Last year, Jason Boehle generously shared his speaking slot at SXSW with me. I had a great time, met a lot of great people, and, according to the feedback we got, gave a good talk. This year I want to do an updated version of my Risk Speech.
To get there, I need people to vote for me on the SXSW panel picker. If you have 2-3 minutes to register and vote, it would mean a lot to me. Unlike last year, where I forgot to fully charge my camera battery, I promise to post a video of the speech to the site.
The voting link is right hurrrrrr. If you have a few extra seconds after voting, you can also leave a comment at the bottom of the description on the site.
A post with actual substance is coming later this week.
By the way, if you want to read a great book, check out The Murder Room, a book about real life detectives on par with fictional Sherlock Holmes. The writing is a little bit awkward, but the content is so incredible that I read it within 24 hours.
Sorry there hasn't been any news on the mysterious startup. It's coming along very well and I hope to have something to show you guys by November. We got a great domain name, which I'll share once we finally come up with a logo to throw up there.
Some Tasksmash codes to bribe voters:
you got my vote bro...and if there is anything tall to climb in Austin, we'll hit that up...and maybe i'll bring the rappelling gear.
Got your back man. Thanks for inspiring us and sharing your tips on this blog, it's the least I can do to pay you back!
I already know that this post is going to get a lot of negative comments like the religion one.
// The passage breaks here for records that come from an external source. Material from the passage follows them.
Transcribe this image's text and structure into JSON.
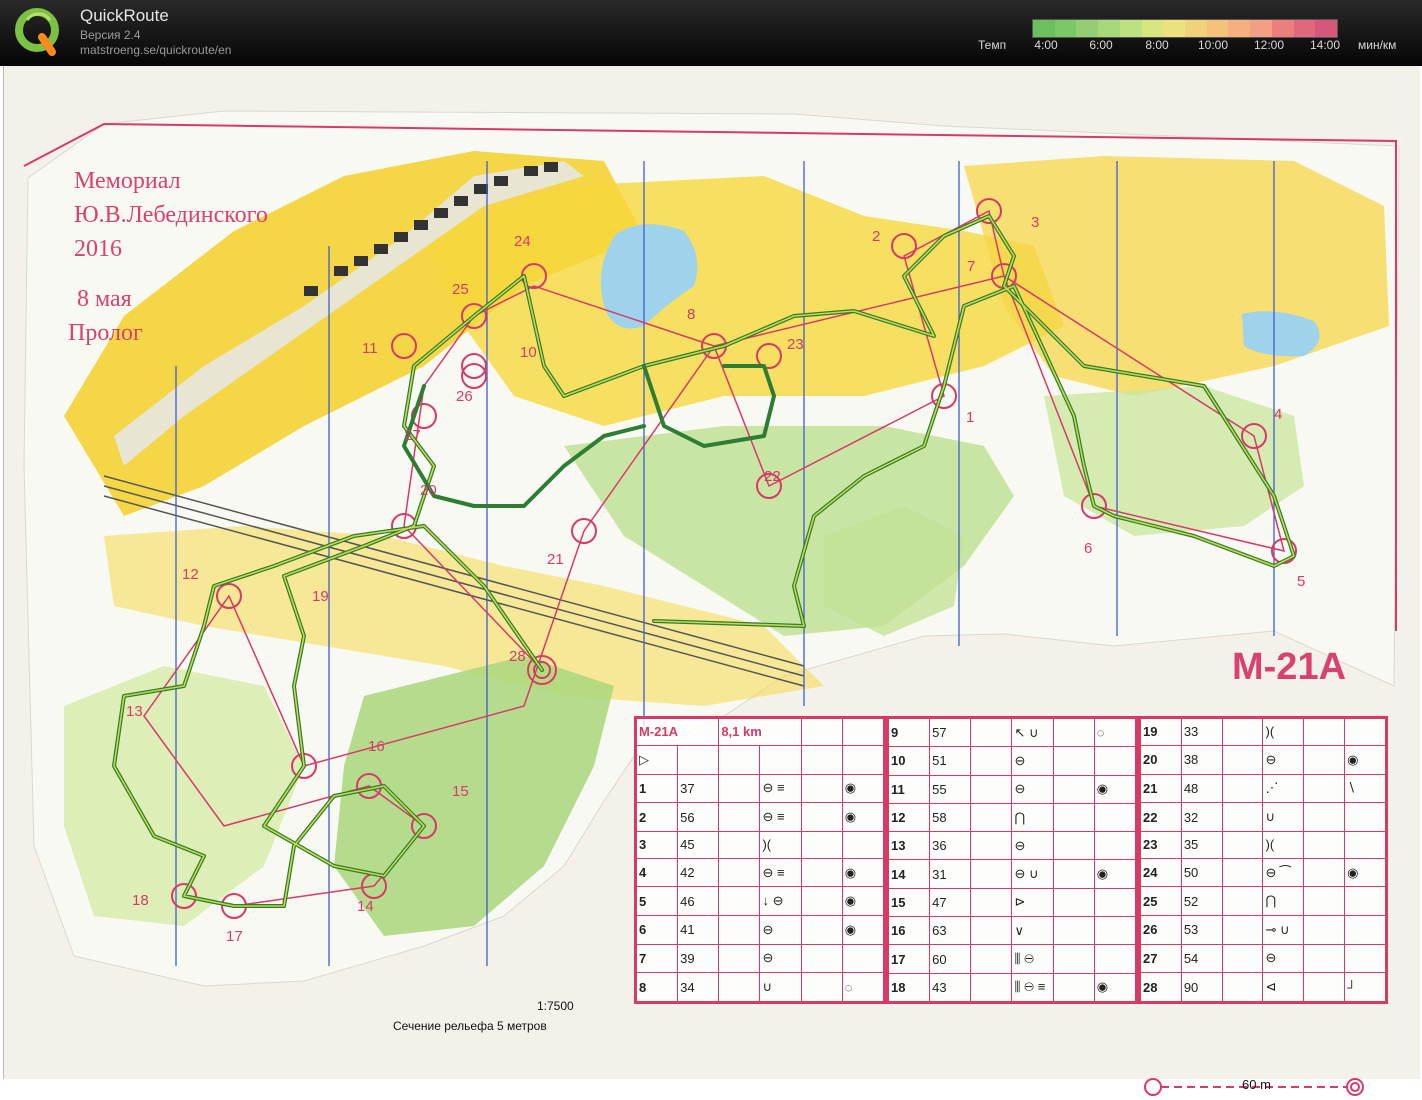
{
  "app": {
    "title": "QuickRoute",
    "version": "Версия 2.4",
    "url": "matstroeng.se/quickroute/en"
  },
  "pace_scale": {
    "label": "Темп",
    "ticks": [
      "4:00",
      "6:00",
      "8:00",
      "10:00",
      "12:00",
      "14:00"
    ],
    "unit": "мин/км",
    "colors": [
      "#6cbf5d",
      "#7cc766",
      "#93cf72",
      "#a6d879",
      "#bfe07e",
      "#d9e67f",
      "#ebe27d",
      "#f0d27a",
      "#f4c27a",
      "#f6b07d",
      "#f29f86",
      "#eb7f7b",
      "#e0677d",
      "#d6577a"
    ]
  },
  "map": {
    "title_lines": [
      "Мемориал",
      "Ю.В.Лебединского",
      "2016",
      "8 мая",
      "Пролог"
    ],
    "class_label": "M-21A",
    "scale_text": "1:7500",
    "contour_text": "Сечение рельефа 5 метров",
    "controls": [
      {
        "n": "1"
      },
      {
        "n": "2"
      },
      {
        "n": "3"
      },
      {
        "n": "4"
      },
      {
        "n": "5"
      },
      {
        "n": "6"
      },
      {
        "n": "7"
      },
      {
        "n": "8"
      },
      {
        "n": "10"
      },
      {
        "n": "12"
      },
      {
        "n": "13"
      },
      {
        "n": "14"
      },
      {
        "n": "15"
      },
      {
        "n": "16"
      },
      {
        "n": "17"
      },
      {
        "n": "18"
      },
      {
        "n": "19"
      },
      {
        "n": "20"
      },
      {
        "n": "21"
      },
      {
        "n": "22"
      },
      {
        "n": "23"
      },
      {
        "n": "24"
      },
      {
        "n": "25"
      },
      {
        "n": "26"
      },
      {
        "n": "27"
      },
      {
        "n": "28"
      },
      {
        "n": "11"
      }
    ]
  },
  "description_sheet": {
    "header": {
      "class": "M-21A",
      "distance": "8,1 km"
    },
    "columns": [
      [
        {
          "n": "1",
          "code": "37",
          "sym": "⊖ ≡",
          "extra": "◉"
        },
        {
          "n": "2",
          "code": "56",
          "sym": "⊖ ≡",
          "extra": "◉"
        },
        {
          "n": "3",
          "code": "45",
          "sym": ")(",
          "extra": ""
        },
        {
          "n": "4",
          "code": "42",
          "sym": "⊖ ≡",
          "extra": "◉"
        },
        {
          "n": "5",
          "code": "46",
          "sym": "↓ ⊖",
          "extra": "◉"
        },
        {
          "n": "6",
          "code": "41",
          "sym": "⊖",
          "extra": "◉"
        },
        {
          "n": "7",
          "code": "39",
          "sym": "⊖",
          "extra": ""
        },
        {
          "n": "8",
          "code": "34",
          "sym": "∪",
          "extra": "◌"
        }
      ],
      [
        {
          "n": "9",
          "code": "57",
          "sym": "↖ ∪",
          "extra": "◌"
        },
        {
          "n": "10",
          "code": "51",
          "sym": "⊖",
          "extra": ""
        },
        {
          "n": "11",
          "code": "55",
          "sym": "⊖",
          "extra": "◉"
        },
        {
          "n": "12",
          "code": "58",
          "sym": "⋂",
          "extra": ""
        },
        {
          "n": "13",
          "code": "36",
          "sym": "⊖",
          "extra": ""
        },
        {
          "n": "14",
          "code": "31",
          "sym": "⊖ ∪",
          "extra": "◉"
        },
        {
          "n": "15",
          "code": "47",
          "sym": "⊳",
          "extra": ""
        },
        {
          "n": "16",
          "code": "63",
          "sym": "∨",
          "extra": ""
        },
        {
          "n": "17",
          "code": "60",
          "sym": "⫼ ⊖",
          "extra": ""
        },
        {
          "n": "18",
          "code": "43",
          "sym": "⫼ ⊖ ≡",
          "extra": "◉"
        }
      ],
      [
        {
          "n": "19",
          "code": "33",
          "sym": ")(",
          "extra": ""
        },
        {
          "n": "20",
          "code": "38",
          "sym": "⊖",
          "extra": "◉"
        },
        {
          "n": "21",
          "code": "48",
          "sym": "⋰",
          "extra": "∖"
        },
        {
          "n": "22",
          "code": "32",
          "sym": "∪",
          "extra": ""
        },
        {
          "n": "23",
          "code": "35",
          "sym": ")(",
          "extra": ""
        },
        {
          "n": "24",
          "code": "50",
          "sym": "⊖ ⁀",
          "extra": "◉"
        },
        {
          "n": "25",
          "code": "52",
          "sym": "⋂",
          "extra": ""
        },
        {
          "n": "26",
          "code": "53",
          "sym": "⊸ ∪",
          "extra": ""
        },
        {
          "n": "27",
          "code": "54",
          "sym": "⊖",
          "extra": ""
        },
        {
          "n": "28",
          "code": "90",
          "sym": "⊲",
          "extra": "┘"
        }
      ]
    ],
    "footer_distance": "60 m"
  }
}
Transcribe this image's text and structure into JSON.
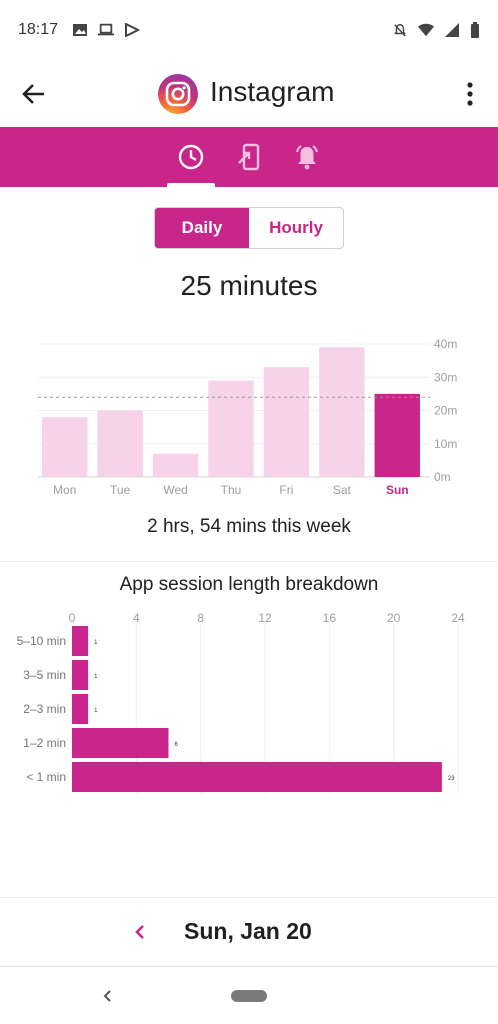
{
  "status_bar": {
    "time": "18:17",
    "left_icons": [
      "image-icon",
      "laptop-icon",
      "play-store-icon"
    ],
    "right_icons": [
      "notifications-off-icon",
      "wifi-icon",
      "signal-icon",
      "battery-icon"
    ]
  },
  "app_bar": {
    "title": "Instagram",
    "back_icon": "arrow-back-icon",
    "menu_icon": "more-vert-icon"
  },
  "tabs": [
    {
      "icon": "clock-icon",
      "selected": true
    },
    {
      "icon": "phone-unlock-icon",
      "selected": false
    },
    {
      "icon": "bell-icon",
      "selected": false
    }
  ],
  "toggle": {
    "daily": "Daily",
    "hourly": "Hourly",
    "selected": "daily"
  },
  "total_label": "25 minutes",
  "week_label": "2 hrs, 54 mins this week",
  "breakdown_title": "App session length breakdown",
  "date_nav": {
    "label": "Sun, Jan 20",
    "prev_icon": "chevron-left-icon"
  },
  "colors": {
    "accent": "#c9268b",
    "bar_light": "#f6d3e8",
    "bar_selected": "#c9268b"
  },
  "chart_data": [
    {
      "type": "bar",
      "categories": [
        "Mon",
        "Tue",
        "Wed",
        "Thu",
        "Fri",
        "Sat",
        "Sun"
      ],
      "values": [
        18,
        20,
        7,
        29,
        33,
        39,
        25
      ],
      "selected_index": 6,
      "ytick_labels": [
        "0m",
        "10m",
        "20m",
        "30m",
        "40m"
      ],
      "ylim": [
        0,
        40
      ],
      "average_line": 24,
      "grid": true
    },
    {
      "type": "bar",
      "orientation": "horizontal",
      "categories": [
        "5–10 min",
        "3–5 min",
        "2–3 min",
        "1–2 min",
        "< 1 min"
      ],
      "values": [
        1,
        1,
        1,
        6,
        23
      ],
      "xticks": [
        0,
        4,
        8,
        12,
        16,
        20,
        24
      ],
      "xlim": [
        0,
        24
      ],
      "grid": true
    }
  ]
}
And that's because this "every vote counts" dogma that everyone loves so much shares a lot with religion. It's a belief that's held true without a single bit of compelling evidence, and it's a strong belief.
But before I get into that, let's talk about some other things.
First, Obama won and I'm happy about that. I don't think that he's a superhero like a lot of people do. When I look at his positions I disagree with most of them. I disagree with most of McCain's positions as well.
I have to admit something. I am scared.
After giving my third speech, my evaluator, Betsy, noted that it was "interesting" that I decided to give two speeches back to back. She wasn't there for my first one, so she didn't know that in fact it was my third consecutive speech. Betsy noted that when giving speeches so frequently, one robs himself of a key Toastmasters benefit: taking from others' speeches and evaluations and adding the good things learned to one's one repertoire. How right is she? Is it possible that the goal that I have set for myself of giving a speech every week for a year will be damaging to my learning process instead of an accelerator for it?
Another thing that is making me sweat is wondering whether my club members will be willing to hear from me so often. Will they care to see me up there every week? Will I come up with enough to say to keep it interesting over the coming months, or will my speeches become predictable and thus monotonous? Well, I suppose that if I focus on coming up with a list of topic ideas varied enough, I can at least get the other members of the club to stay on their toes with respect to my speech themes. I have learned that vocal variety is an important element of public speaking, but a special element of this challenge will be topic variety as well. Boring is bad.
By speaking every week, I will require an evaluation every single week in addition to about 10 minutes of everyone's time. My goal does not make a small demand of their resources. If my fellow Toastmasters get something out of it in the form of topic knowledge, elements to incorporate into their own speaking, and inspiration to improve themselves, I will be at least breaking even. If I can become good enough to both speak and function in one of the key roles at the same meeting (like Toastmaster--the one that runs the show, or Topicsmaster--the one who facilitates Table Topics), then I will feel better about demanding so much attention.